▶ Directions for this task
Where the records below have a line with "Configuration", that line is to be copied.
========================
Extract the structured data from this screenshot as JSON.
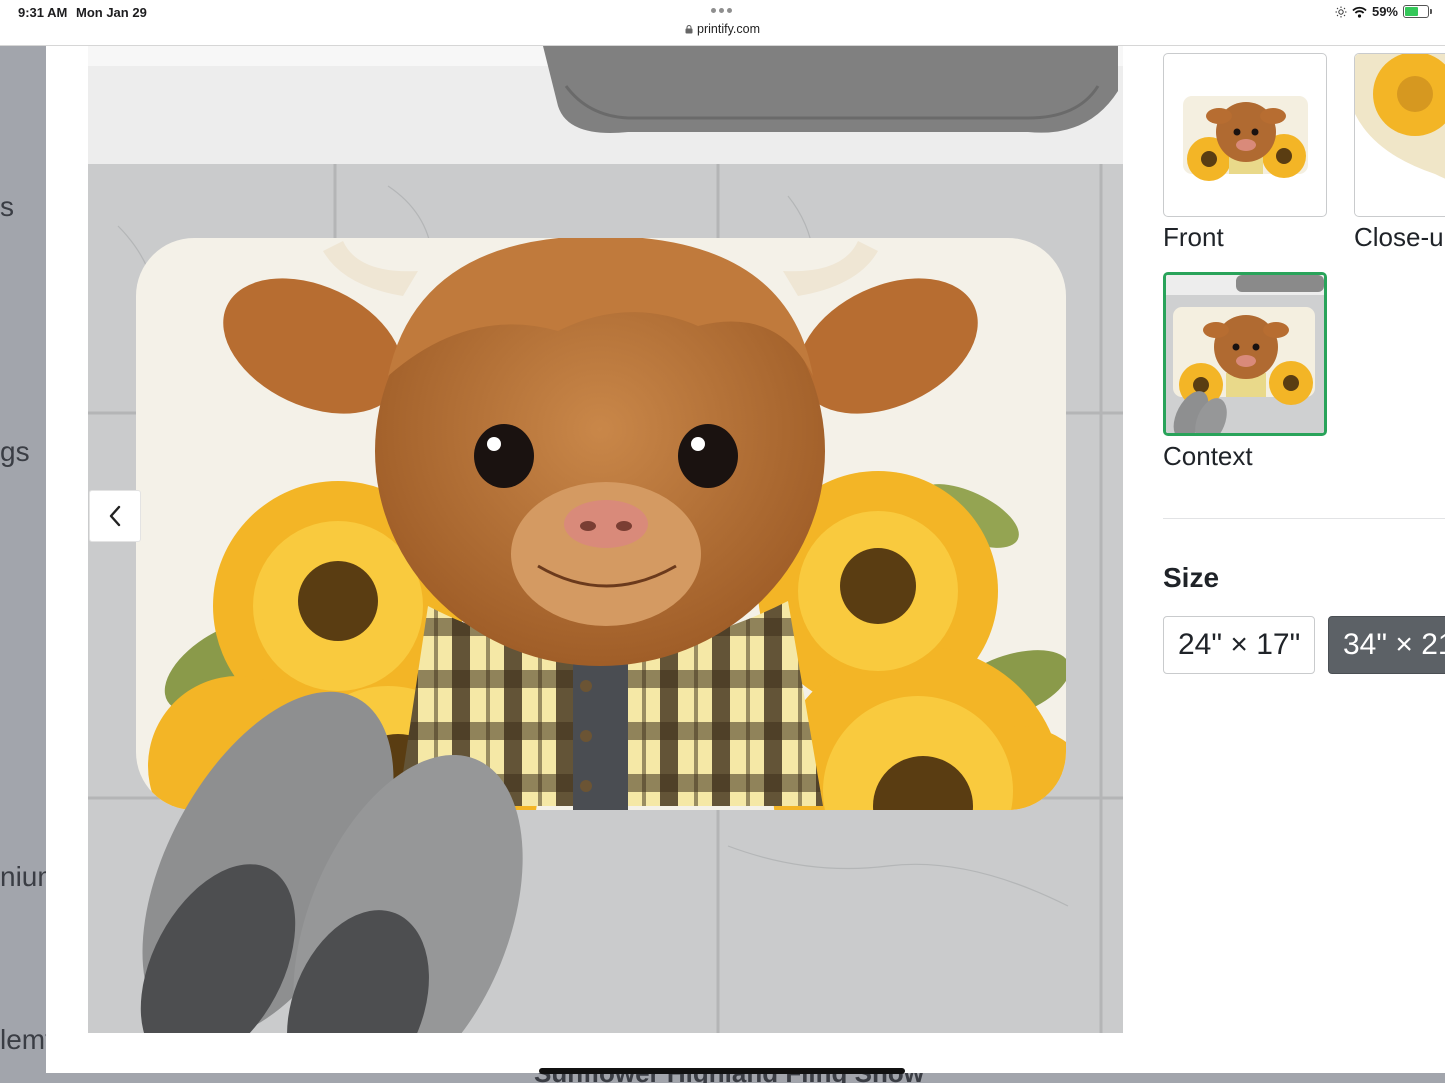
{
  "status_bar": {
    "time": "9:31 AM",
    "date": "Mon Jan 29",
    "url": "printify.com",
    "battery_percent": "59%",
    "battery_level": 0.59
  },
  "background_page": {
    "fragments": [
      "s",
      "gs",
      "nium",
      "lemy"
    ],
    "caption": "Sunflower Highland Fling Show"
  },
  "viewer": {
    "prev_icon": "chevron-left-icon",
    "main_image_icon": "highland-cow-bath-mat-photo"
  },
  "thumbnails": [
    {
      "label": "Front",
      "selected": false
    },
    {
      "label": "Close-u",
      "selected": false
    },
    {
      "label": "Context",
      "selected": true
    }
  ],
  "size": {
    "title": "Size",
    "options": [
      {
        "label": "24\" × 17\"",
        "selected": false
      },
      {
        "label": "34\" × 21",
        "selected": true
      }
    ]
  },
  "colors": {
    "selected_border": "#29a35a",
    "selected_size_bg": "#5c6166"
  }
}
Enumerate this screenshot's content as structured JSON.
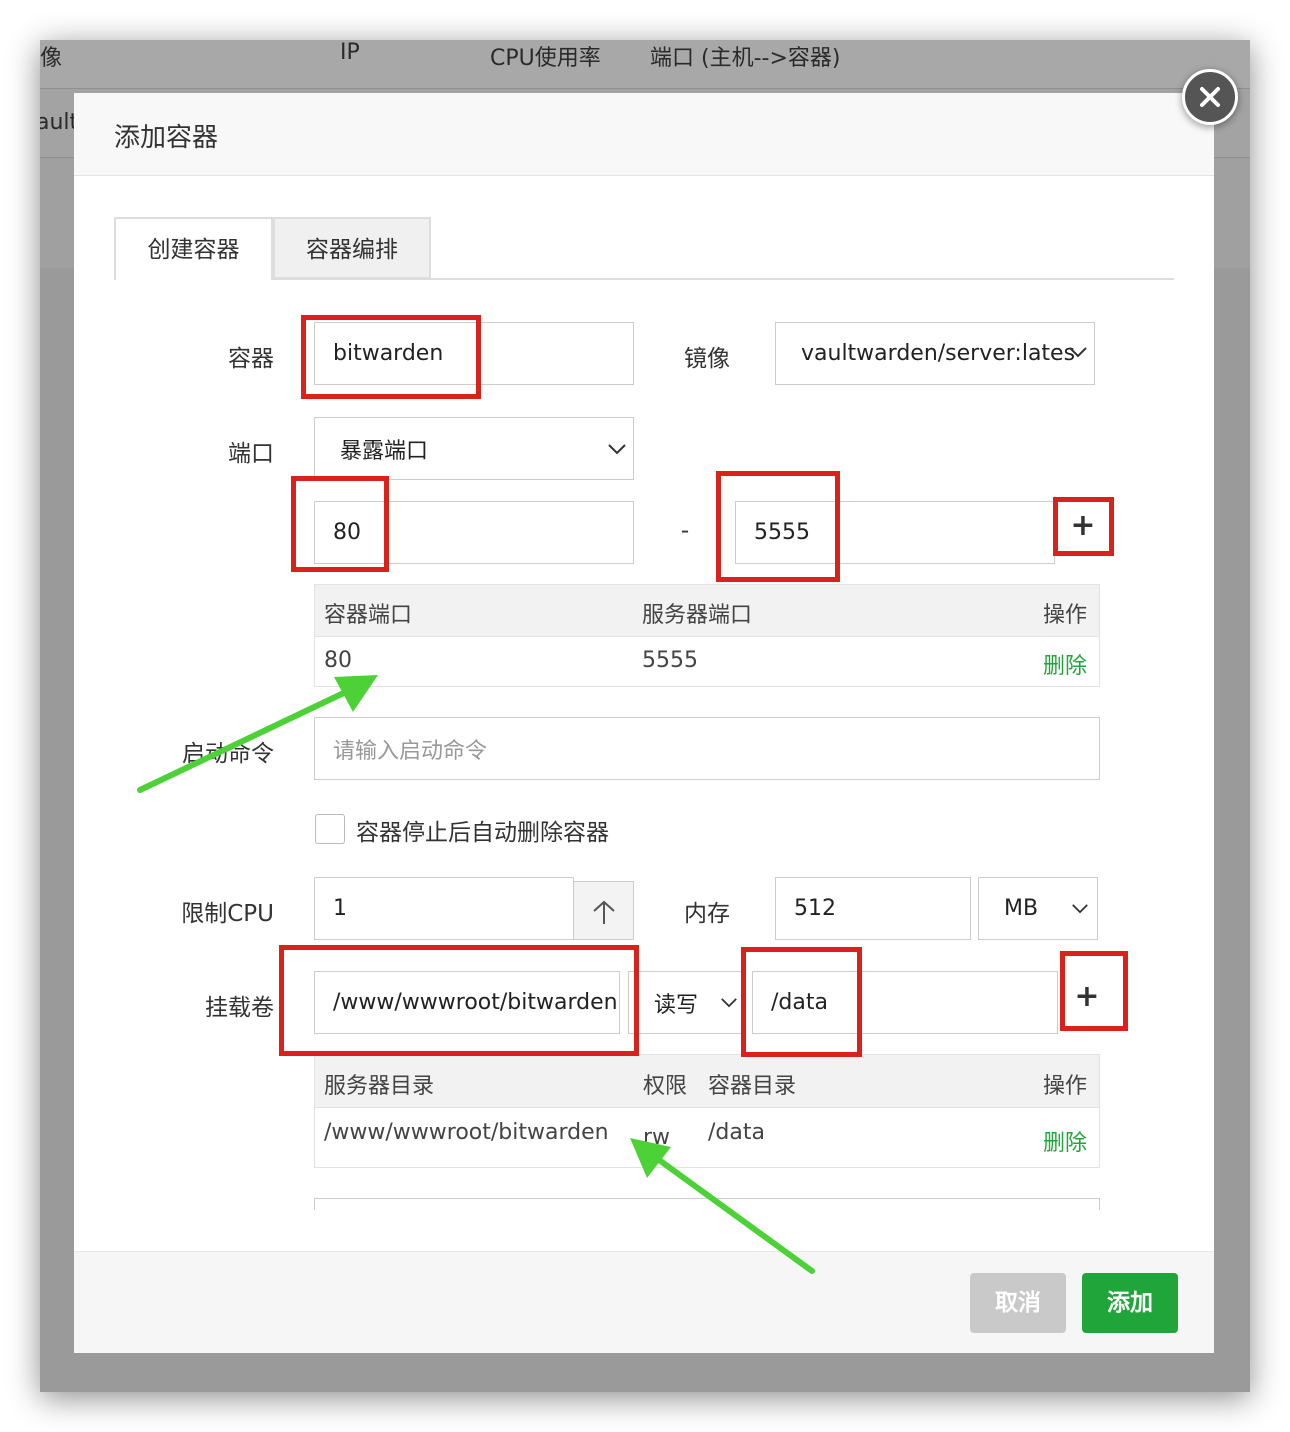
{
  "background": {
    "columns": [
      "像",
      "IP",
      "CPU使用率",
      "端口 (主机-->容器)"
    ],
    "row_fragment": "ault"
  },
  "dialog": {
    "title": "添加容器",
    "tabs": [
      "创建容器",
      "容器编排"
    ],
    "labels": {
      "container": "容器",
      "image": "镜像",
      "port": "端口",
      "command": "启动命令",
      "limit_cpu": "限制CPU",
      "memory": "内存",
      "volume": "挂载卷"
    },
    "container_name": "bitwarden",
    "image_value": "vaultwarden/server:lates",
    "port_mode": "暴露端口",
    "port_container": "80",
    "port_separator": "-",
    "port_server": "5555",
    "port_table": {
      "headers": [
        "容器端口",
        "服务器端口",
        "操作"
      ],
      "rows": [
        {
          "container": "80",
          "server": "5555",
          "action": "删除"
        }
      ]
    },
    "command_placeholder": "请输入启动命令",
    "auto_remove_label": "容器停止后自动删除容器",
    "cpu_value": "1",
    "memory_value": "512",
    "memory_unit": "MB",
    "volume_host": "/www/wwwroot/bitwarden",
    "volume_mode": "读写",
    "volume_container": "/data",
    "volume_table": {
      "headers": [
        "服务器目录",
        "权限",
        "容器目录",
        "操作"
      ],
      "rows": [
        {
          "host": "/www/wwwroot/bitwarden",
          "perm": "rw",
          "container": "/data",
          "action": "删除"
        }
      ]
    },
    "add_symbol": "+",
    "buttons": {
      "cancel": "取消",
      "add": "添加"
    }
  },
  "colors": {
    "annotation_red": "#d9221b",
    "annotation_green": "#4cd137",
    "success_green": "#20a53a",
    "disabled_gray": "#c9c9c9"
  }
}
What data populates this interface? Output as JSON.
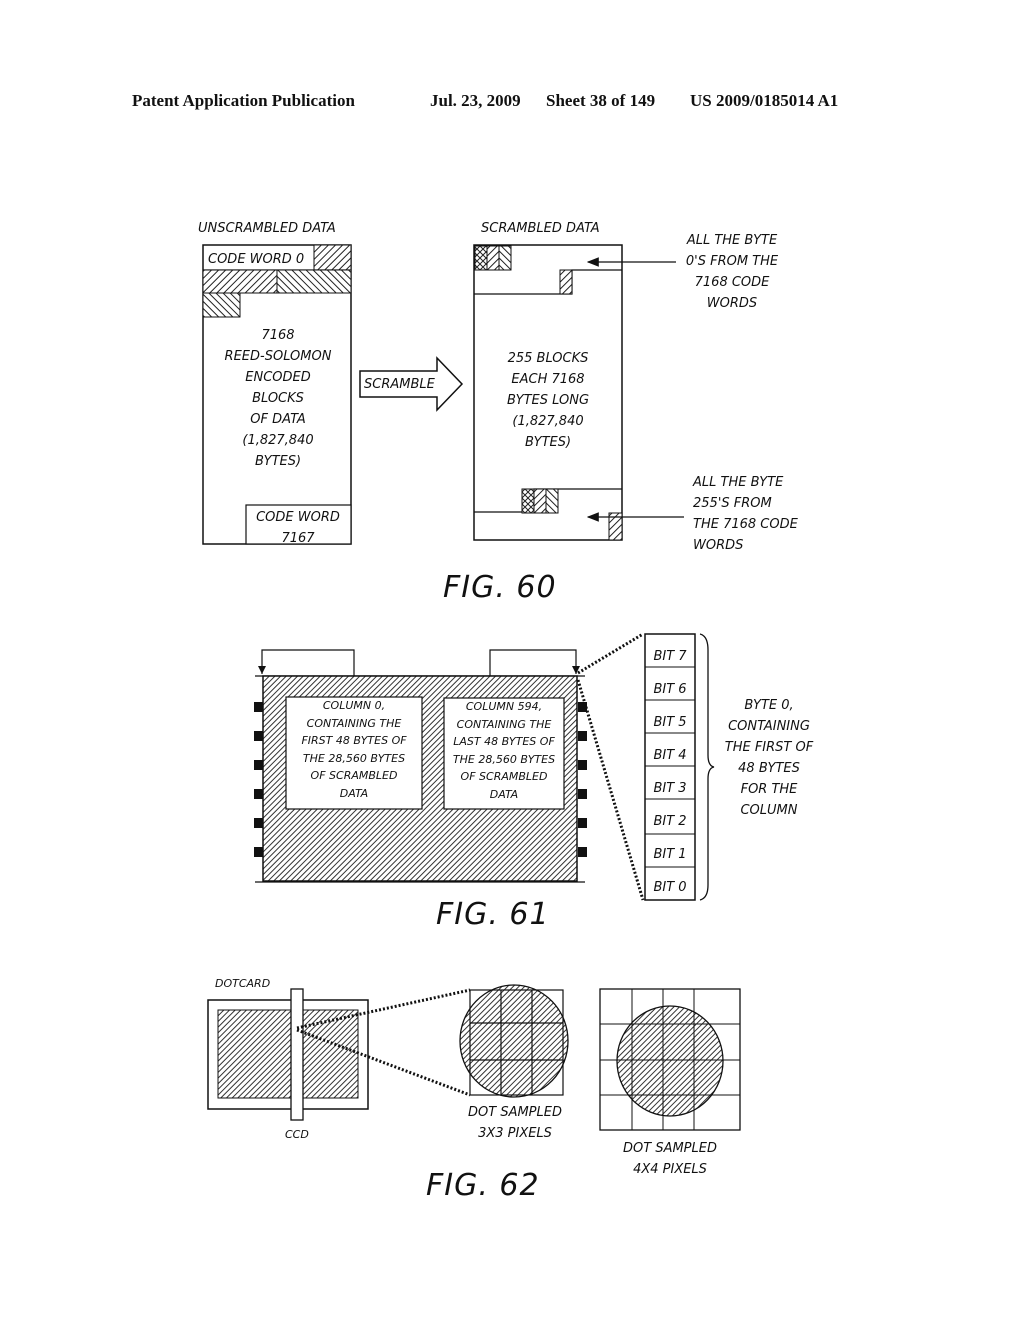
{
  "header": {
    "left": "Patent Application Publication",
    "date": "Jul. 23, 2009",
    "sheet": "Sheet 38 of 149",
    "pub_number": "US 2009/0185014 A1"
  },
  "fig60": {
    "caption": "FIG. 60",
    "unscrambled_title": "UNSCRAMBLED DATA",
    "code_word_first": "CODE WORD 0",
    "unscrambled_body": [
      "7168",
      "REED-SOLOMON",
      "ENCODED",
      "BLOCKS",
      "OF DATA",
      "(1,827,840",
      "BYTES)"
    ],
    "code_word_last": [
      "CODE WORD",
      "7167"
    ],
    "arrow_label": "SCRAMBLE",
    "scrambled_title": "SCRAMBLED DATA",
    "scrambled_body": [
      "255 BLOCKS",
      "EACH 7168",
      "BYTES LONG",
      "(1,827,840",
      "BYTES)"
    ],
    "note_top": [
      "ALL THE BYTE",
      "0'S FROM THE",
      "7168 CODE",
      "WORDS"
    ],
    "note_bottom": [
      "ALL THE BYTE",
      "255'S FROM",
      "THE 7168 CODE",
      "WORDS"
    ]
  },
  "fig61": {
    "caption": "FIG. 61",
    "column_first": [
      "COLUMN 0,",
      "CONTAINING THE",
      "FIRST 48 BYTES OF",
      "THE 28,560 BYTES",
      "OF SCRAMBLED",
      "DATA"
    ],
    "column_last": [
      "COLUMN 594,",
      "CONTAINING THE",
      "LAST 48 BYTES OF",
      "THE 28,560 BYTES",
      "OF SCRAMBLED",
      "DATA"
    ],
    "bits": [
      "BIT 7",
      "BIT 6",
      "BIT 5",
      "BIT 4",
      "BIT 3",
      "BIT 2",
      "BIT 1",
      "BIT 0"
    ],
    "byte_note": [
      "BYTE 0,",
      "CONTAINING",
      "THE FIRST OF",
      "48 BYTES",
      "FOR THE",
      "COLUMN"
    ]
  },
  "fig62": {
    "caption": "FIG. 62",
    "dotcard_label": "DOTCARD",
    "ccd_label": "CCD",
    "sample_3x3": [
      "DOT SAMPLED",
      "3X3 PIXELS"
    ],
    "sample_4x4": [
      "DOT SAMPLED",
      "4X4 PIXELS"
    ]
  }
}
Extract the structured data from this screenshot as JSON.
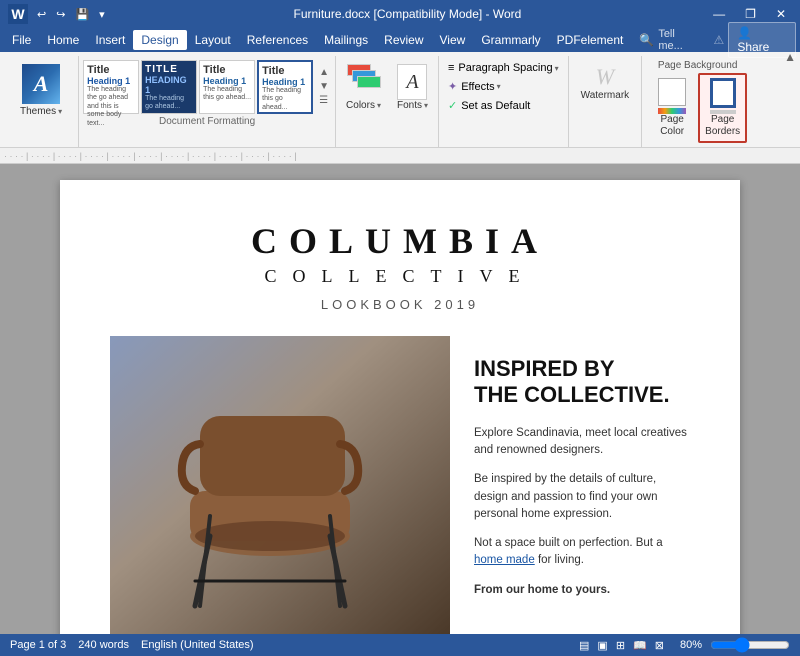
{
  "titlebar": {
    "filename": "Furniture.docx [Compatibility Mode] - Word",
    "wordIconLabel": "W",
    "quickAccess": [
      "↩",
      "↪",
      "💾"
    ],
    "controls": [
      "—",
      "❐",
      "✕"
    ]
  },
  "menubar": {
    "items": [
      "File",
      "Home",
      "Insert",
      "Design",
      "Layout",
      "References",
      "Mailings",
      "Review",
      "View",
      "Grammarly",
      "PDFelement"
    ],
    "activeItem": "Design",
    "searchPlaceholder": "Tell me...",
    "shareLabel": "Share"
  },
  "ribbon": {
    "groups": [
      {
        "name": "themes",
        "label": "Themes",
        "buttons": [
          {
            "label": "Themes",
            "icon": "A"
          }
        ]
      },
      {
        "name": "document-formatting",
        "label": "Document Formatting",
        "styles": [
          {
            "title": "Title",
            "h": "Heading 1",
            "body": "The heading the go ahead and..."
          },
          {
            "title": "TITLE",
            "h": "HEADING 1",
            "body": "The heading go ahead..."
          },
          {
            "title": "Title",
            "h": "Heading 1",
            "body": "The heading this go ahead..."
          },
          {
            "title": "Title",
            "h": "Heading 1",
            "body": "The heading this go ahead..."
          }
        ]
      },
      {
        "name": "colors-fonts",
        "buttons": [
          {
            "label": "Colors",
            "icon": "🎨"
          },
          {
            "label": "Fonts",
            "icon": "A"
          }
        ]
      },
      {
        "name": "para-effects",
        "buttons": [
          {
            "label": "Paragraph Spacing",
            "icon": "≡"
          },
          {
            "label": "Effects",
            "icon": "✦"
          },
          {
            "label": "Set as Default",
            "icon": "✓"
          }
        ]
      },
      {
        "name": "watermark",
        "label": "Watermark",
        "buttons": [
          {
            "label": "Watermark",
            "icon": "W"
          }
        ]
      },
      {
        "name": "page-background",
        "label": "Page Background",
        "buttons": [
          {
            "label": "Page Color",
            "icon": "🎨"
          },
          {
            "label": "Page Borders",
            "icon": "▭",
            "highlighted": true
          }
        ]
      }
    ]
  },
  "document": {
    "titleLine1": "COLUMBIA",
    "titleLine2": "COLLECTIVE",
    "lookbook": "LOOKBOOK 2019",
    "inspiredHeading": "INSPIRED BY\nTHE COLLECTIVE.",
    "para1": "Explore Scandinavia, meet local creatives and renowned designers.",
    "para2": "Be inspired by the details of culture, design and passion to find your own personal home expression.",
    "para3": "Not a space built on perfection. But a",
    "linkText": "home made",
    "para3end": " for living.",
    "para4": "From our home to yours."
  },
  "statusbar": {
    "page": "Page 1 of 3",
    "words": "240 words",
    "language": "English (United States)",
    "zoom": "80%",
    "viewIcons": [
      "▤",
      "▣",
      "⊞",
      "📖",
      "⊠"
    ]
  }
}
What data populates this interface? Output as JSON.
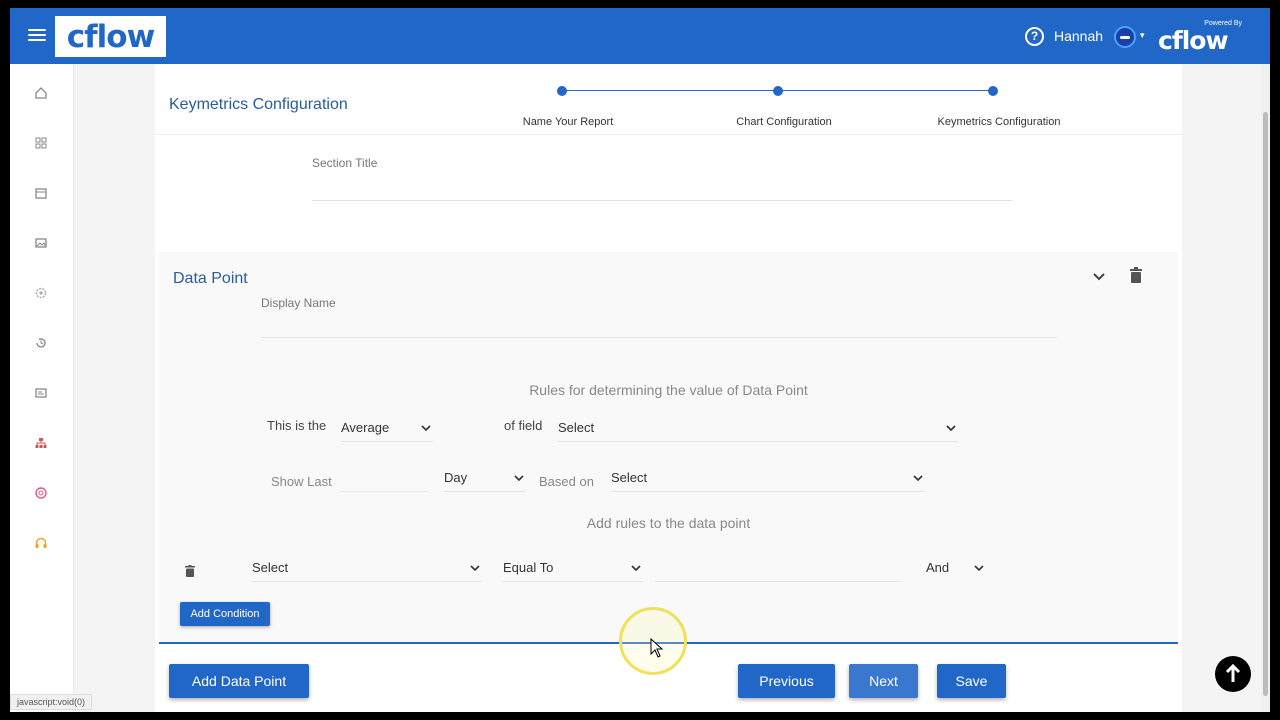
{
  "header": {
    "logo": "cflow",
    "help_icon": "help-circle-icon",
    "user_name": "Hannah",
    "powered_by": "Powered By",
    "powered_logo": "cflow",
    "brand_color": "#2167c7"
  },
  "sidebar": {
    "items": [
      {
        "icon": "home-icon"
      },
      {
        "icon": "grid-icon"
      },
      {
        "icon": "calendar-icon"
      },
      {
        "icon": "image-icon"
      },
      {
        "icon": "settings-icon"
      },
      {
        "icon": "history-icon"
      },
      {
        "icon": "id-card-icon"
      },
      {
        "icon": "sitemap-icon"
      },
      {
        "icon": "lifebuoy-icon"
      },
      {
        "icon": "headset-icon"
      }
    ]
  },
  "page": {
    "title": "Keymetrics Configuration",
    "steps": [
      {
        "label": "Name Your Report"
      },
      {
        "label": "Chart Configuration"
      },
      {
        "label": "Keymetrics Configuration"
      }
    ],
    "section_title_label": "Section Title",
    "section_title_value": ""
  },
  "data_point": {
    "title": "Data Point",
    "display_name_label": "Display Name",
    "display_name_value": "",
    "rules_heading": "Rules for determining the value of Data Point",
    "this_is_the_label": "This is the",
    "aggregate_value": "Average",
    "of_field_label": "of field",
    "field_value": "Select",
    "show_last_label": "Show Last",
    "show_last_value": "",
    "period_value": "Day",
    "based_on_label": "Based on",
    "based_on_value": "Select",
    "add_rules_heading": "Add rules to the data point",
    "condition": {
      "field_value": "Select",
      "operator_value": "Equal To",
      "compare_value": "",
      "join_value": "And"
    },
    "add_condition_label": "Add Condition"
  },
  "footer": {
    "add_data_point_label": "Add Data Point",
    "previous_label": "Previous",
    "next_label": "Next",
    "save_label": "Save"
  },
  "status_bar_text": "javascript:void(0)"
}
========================
▶ Task answer
    "title": "Keymetrics Configuration",
        "label": "Chart Configuration"
        "label": "Keymetrics Configuration"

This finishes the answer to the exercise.